## DATA
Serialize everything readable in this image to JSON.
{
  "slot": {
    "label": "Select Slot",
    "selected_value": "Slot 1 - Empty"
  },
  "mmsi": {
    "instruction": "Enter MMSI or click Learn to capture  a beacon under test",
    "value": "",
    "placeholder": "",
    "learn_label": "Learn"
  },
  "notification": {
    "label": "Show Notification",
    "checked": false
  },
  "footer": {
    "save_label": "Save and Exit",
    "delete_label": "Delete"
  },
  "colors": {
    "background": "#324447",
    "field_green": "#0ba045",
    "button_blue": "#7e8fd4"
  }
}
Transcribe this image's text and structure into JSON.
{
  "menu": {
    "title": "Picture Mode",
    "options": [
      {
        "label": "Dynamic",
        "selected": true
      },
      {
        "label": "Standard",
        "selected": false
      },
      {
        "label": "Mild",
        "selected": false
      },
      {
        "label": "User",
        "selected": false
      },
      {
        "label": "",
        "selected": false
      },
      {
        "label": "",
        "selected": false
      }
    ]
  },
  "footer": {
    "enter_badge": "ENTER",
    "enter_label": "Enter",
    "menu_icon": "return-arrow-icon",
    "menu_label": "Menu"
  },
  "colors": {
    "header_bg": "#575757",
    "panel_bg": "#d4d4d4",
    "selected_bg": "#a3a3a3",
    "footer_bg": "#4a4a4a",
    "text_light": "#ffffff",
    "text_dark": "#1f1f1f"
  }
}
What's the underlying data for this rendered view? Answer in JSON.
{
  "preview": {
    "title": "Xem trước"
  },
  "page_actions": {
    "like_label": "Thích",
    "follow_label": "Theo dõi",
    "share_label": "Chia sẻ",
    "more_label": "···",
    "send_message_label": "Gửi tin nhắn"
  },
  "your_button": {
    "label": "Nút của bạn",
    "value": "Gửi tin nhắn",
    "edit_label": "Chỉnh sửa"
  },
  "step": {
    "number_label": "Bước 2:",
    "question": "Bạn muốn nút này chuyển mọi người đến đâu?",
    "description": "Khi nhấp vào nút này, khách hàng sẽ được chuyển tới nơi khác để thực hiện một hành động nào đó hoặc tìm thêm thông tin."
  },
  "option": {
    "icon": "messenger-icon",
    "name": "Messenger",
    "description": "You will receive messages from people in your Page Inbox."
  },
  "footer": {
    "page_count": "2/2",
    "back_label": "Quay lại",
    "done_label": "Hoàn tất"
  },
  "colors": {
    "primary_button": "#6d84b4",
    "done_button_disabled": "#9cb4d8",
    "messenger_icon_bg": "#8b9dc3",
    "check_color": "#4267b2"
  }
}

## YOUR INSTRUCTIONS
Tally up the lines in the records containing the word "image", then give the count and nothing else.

## FINISHED TASK
2